• .NET Mobile Web Kendo UI

    Binding Kendo UI Widgets In A Backbone.View

    It's not terribly difficult to get a Kendo UI control in to a Backbone.View. I've written about this before, and I do it a lot. Sure, there are a few little things you need to know about - like when to initialize the control - but for the most part, getting the widgets in place is easy. Once you have the Kendo UI Widgets in place, though, things get to be a little more ... interesting. If you want to respond to standard DOM events within a Backbone.View, you can just use the events configuration. But if you want to handle events that comes from the Kendo UI widgets directly, you would be in for writing some extra code in your view to manually wire this up. Until now.
    September 04, 2013
  • .NET Mobile Web Kendo UI

    Creating A Mobile Site For Your SQL Server Data

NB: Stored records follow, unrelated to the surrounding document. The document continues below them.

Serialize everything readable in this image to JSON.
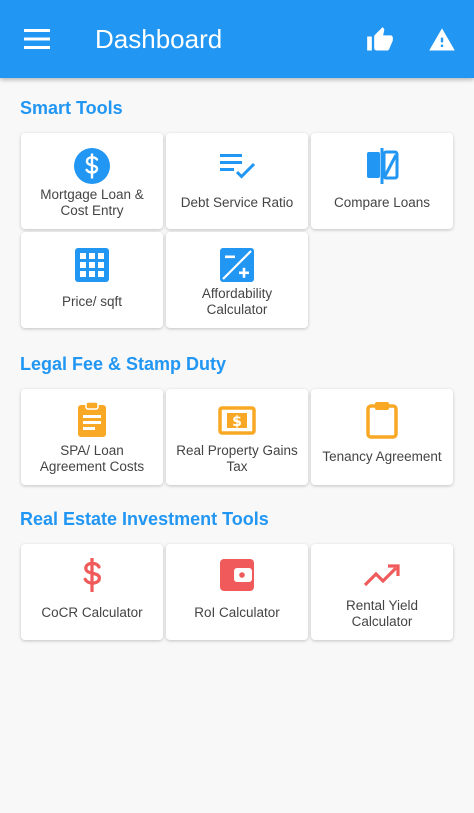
{
  "app_bar": {
    "title": "Dashboard",
    "menu_icon": "hamburger-menu-icon",
    "like_icon": "thumbs-up-icon",
    "alert_icon": "warning-icon",
    "color": "#2196f3"
  },
  "sections": [
    {
      "title": "Smart Tools",
      "cards": [
        {
          "label": "Mortgage Loan & Cost Entry",
          "icon": "dollar-circle-icon"
        },
        {
          "label": "Debt Service Ratio",
          "icon": "checklist-icon"
        },
        {
          "label": "Compare Loans",
          "icon": "compare-icon"
        },
        {
          "label": "Price/ sqft",
          "icon": "grid-icon"
        },
        {
          "label": "Affordability Calculator",
          "icon": "calculator-icon"
        }
      ]
    },
    {
      "title": "Legal Fee & Stamp Duty",
      "cards": [
        {
          "label": "SPA/ Loan Agreement Costs",
          "icon": "clipboard-list-icon"
        },
        {
          "label": "Real Property Gains Tax",
          "icon": "money-icon"
        },
        {
          "label": "Tenancy Agreement",
          "icon": "clipboard-icon"
        }
      ]
    },
    {
      "title": "Real Estate Investment Tools",
      "cards": [
        {
          "label": "CoCR Calculator",
          "icon": "dollar-sign-icon"
        },
        {
          "label": "RoI Calculator",
          "icon": "wallet-icon"
        },
        {
          "label": "Rental Yield Calculator",
          "icon": "trending-up-icon"
        }
      ]
    }
  ],
  "colors": {
    "accent_blue": "#2196f3",
    "accent_orange": "#f9a825",
    "accent_red": "#f05a5a"
  }
}
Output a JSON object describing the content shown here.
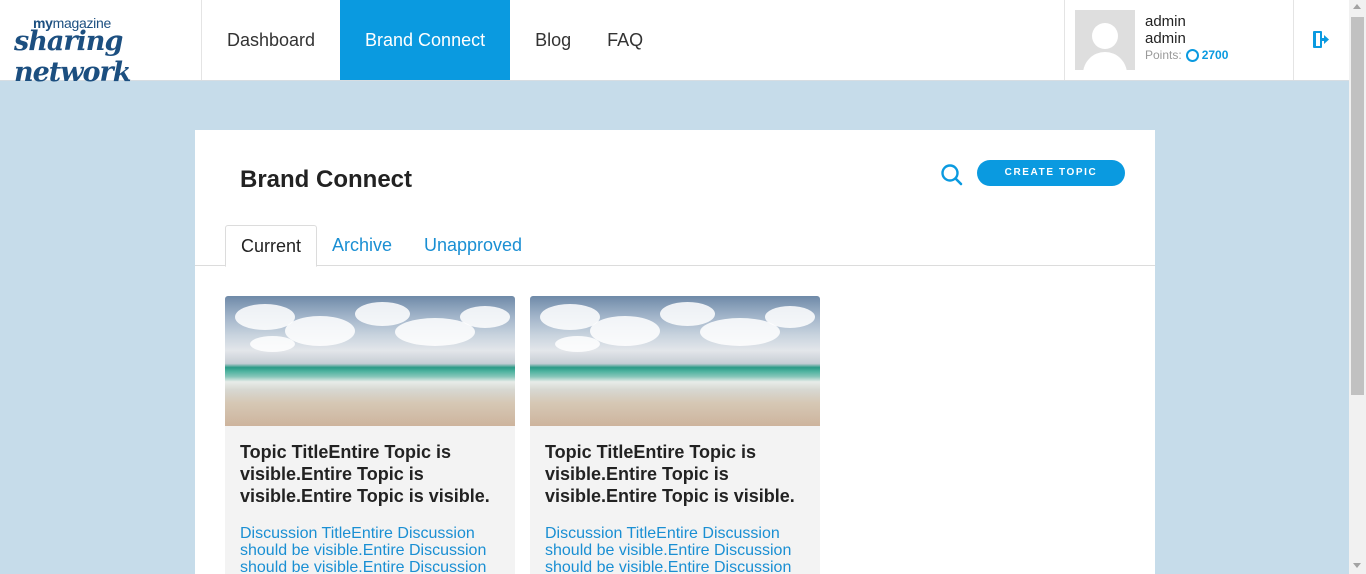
{
  "brand": {
    "logo_small_bold": "my",
    "logo_small_rest": "magazine",
    "logo_big": "sharing network"
  },
  "nav": {
    "items": [
      {
        "label": "Dashboard"
      },
      {
        "label": "Brand Connect",
        "active": true
      },
      {
        "label": "Blog"
      },
      {
        "label": "FAQ"
      }
    ]
  },
  "user": {
    "first_name": "admin",
    "last_name": "admin",
    "points_label": "Points:",
    "points_value": "2700"
  },
  "page": {
    "title": "Brand Connect",
    "create_button": "CREATE TOPIC"
  },
  "tabs": [
    {
      "label": "Current",
      "active": true
    },
    {
      "label": "Archive"
    },
    {
      "label": "Unapproved"
    }
  ],
  "topics": [
    {
      "title": "Topic TitleEntire Topic is visible.Entire Topic is visible.Entire Topic is visible.",
      "discussion": "Discussion TitleEntire Discussion should be visible.Entire Discussion should be visible.Entire Discussion"
    },
    {
      "title": "Topic TitleEntire Topic is visible.Entire Topic is visible.Entire Topic is visible.",
      "discussion": "Discussion TitleEntire Discussion should be visible.Entire Discussion should be visible.Entire Discussion"
    }
  ],
  "colors": {
    "accent": "#0a9ae0",
    "link": "#1a8fd3",
    "background": "#c6dcea",
    "logo": "#1c4f80"
  }
}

    Mobile sites are a fantastic way to expose your enterprise data to mobile users within your organization. They are fast and are built with technology you already know. Using MVC 4, we can leverage server-side code to build static pages that result in fast and secure enterprise mobile applications.
    September 04, 2013
  • .NET Mobile Web Kendo UI

    Handling Server-Side Validation Errors In Your Kendo UI Grid

    Server-side validation is an important part of any web application, and with the Kendo UI MVC extensions it is extremely easy to handle with the data services that a Kendo UI Grid uses. This post shows you how to implement server-side validation and client-side feedback.
  • .NET Mobile Web Kendo UI

    Announcing the Kendo UI Q3 2013 Roadmap!

    Happy August everyone! I hope you enjoyed your Summer (or Winter, as it were) as much as I did, and I hope you're buckling down for an exciting second half of 2013. To help you gear up, I thought you might like a Q3 2013 roadmap update!
  • .NET Mobile Web Kendo UI

    How To Load And Save A Single Record In A Kendo UI DataSource

    In my last post, I talked about storing user credentials from Everlive in localstorage. This gave me a nice way to keep a user logged in, between page refreshes. After having used this for a bit, I realized that I was adding new records to the local storage on every login. This was causing a problem because I wasn't getting the right credentials loaded all the time. Every time the wrong credentials were loaded, the app thought I was not logged in because the credentials were invalid. To fix this, I needed to fix my storage so that it always loaded a single record and saved that single record.
    August 27, 2013